Owain Glyndŵr's Wales
Aberystwyth was taken by Owain Glyndŵr’s forces in 1404. They were besieged by forces under the command of the Prince of Wales, the Duke of York and the Earl of Warwick in 1407, whose artillery failed to make much impression on those besieged, though a cannonball fatally wounded William Gwyn ap Rhys Llwyd of Cydweli.
Glyndŵr had a long standing relationship with Henry IV and a personal rivalry ensued between him and Prince Hal. After several months of siege, the defenders resolved to surrender the castle on 1 November (following negotiations by the Chancellor of the University of Oxford), but when the proposal was put to Glyndŵr, he threatened to execute the Welsh commander, took possession and directed the defence himself.
However Glyndŵr’s lack of sea power proved fatal and the castle finally fell to the besiegers at an uncertain date in the autumn of 1408 or early 1409, after their supplies had run out.
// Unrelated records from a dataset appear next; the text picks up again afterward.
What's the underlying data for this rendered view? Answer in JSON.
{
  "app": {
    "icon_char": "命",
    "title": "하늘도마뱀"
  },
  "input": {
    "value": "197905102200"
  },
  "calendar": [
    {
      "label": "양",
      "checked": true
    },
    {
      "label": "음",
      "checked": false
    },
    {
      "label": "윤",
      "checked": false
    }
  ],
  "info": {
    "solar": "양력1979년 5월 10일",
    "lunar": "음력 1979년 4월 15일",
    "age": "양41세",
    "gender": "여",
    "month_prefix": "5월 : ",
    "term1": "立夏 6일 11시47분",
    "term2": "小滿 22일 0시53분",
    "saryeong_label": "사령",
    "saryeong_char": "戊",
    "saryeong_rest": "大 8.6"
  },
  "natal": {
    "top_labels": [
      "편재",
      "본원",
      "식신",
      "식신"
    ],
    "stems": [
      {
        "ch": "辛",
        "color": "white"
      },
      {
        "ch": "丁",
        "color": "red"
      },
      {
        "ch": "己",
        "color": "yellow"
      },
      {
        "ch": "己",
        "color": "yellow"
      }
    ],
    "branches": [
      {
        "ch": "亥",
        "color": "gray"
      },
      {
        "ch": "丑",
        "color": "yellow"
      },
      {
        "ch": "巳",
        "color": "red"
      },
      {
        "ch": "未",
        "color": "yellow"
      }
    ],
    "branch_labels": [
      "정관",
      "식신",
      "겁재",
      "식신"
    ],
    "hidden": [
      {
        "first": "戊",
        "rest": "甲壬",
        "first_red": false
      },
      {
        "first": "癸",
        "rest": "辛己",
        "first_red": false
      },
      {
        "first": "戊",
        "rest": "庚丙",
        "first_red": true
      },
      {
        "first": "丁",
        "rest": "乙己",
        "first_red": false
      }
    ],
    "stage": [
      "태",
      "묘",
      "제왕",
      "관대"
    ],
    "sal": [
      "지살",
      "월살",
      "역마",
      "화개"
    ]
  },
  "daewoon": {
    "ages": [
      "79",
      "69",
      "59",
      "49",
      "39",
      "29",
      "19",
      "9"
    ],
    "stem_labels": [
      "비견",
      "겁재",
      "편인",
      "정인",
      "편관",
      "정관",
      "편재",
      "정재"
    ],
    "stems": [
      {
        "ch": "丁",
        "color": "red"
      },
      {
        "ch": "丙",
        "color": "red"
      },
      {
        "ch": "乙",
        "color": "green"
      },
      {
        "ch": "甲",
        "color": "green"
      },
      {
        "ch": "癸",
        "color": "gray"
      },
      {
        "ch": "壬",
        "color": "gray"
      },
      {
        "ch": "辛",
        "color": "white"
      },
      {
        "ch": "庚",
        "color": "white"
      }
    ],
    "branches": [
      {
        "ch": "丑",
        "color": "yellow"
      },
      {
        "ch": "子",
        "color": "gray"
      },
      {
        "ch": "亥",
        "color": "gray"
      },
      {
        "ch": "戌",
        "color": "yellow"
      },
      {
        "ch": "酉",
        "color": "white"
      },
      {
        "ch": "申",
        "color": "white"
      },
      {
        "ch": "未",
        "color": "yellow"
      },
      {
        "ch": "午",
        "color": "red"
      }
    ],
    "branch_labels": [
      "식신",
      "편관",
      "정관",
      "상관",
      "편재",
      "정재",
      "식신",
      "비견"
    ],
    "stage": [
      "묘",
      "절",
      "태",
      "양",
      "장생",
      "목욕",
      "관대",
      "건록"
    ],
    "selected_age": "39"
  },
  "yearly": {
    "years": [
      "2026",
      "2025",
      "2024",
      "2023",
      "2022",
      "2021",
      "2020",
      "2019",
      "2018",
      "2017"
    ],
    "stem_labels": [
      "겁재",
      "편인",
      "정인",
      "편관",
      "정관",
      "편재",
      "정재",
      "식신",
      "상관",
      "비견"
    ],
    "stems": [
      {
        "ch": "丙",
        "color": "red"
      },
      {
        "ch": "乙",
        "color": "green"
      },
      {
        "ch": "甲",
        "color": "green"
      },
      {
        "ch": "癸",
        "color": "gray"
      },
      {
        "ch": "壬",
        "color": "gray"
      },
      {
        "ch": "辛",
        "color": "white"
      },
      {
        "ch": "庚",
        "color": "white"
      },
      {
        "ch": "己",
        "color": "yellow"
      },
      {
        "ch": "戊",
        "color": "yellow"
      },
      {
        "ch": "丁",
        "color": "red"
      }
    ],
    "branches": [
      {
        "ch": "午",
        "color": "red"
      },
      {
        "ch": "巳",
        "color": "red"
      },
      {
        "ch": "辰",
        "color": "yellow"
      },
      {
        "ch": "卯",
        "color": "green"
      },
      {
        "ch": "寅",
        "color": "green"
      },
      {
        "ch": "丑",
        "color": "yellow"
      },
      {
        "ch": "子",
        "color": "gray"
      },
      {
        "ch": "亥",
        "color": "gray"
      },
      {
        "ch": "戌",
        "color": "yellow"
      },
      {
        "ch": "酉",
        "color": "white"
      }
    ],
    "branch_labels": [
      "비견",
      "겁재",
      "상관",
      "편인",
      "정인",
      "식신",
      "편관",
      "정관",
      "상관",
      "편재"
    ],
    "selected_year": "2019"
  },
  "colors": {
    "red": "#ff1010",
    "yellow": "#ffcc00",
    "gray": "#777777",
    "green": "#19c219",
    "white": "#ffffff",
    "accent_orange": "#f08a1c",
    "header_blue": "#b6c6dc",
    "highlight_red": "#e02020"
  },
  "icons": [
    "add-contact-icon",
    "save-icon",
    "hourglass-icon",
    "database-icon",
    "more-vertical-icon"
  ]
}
From this point onwards, Glyndŵr was effectively no more than a guerrilla leader.
There are certain detailed references to the campaign:
· On the 12th January, 1405, Owain Glyndwr sealed his treaty with the French 'in our castle in Llanpadarn.'
· Prince Henry (Henry V) attacked the castle with siege engines and cannon. This was one of the first times cannon were used in Britain. The English failed to take the castle and Henry complained that he had to pawn his jewels in order to support the expenses of the siege.
· Aberystwyth Castle was garrisoned by a few soldiers during the 15th century (typically one man at arms and 12 archers). After the Castle was regained by the English from Owain Glyndwr, it was not kept in good repair. A man at arms might mean one swords man and three archers.
· The occupants of the Castle surrendered to Prince Henry on the 12th September, 1408 Maredudd ab Owain (Rhys Ddu's son in law) was handed over as a hostage at the siege with Thomas ap Rhydderch. Rhys ap Gruffydd ap Llywelyn ab Ieuan (or Jankyn) was one of the Welsh leaders who garrisoned Aberystwyth castle at the end of the siege. Maredudd ab Owain ap Gruffydd ab Einion also supported Glyndwr and had to pay £300 pledge for hostages who had been taken to secure the surrender of Aberystwyth castle.
The castle is within easy walking distance of the centre of Aberystwyth, within a stone’s throw of the seafront university buildings and stands on a route along the promenade. Aberystwyth, nestling between the Bay of Cardigan and the Cambrian Mountains is an exceedingly Welsh town and is already recognised as a cultural tourist destination. It has excellent train and bus connections from Birmingham, London as well as from south and north Wales. It is within easy travelling distance of the other Glyndŵr destinations of Pennal and Machynlleth, and is not too far south of Harlech Castle to travel in a day. The train journey along the north-west Wales coast between Harlech, Machynlleth and Aberystwyth is an added and uniquely spectacular treat for visitors.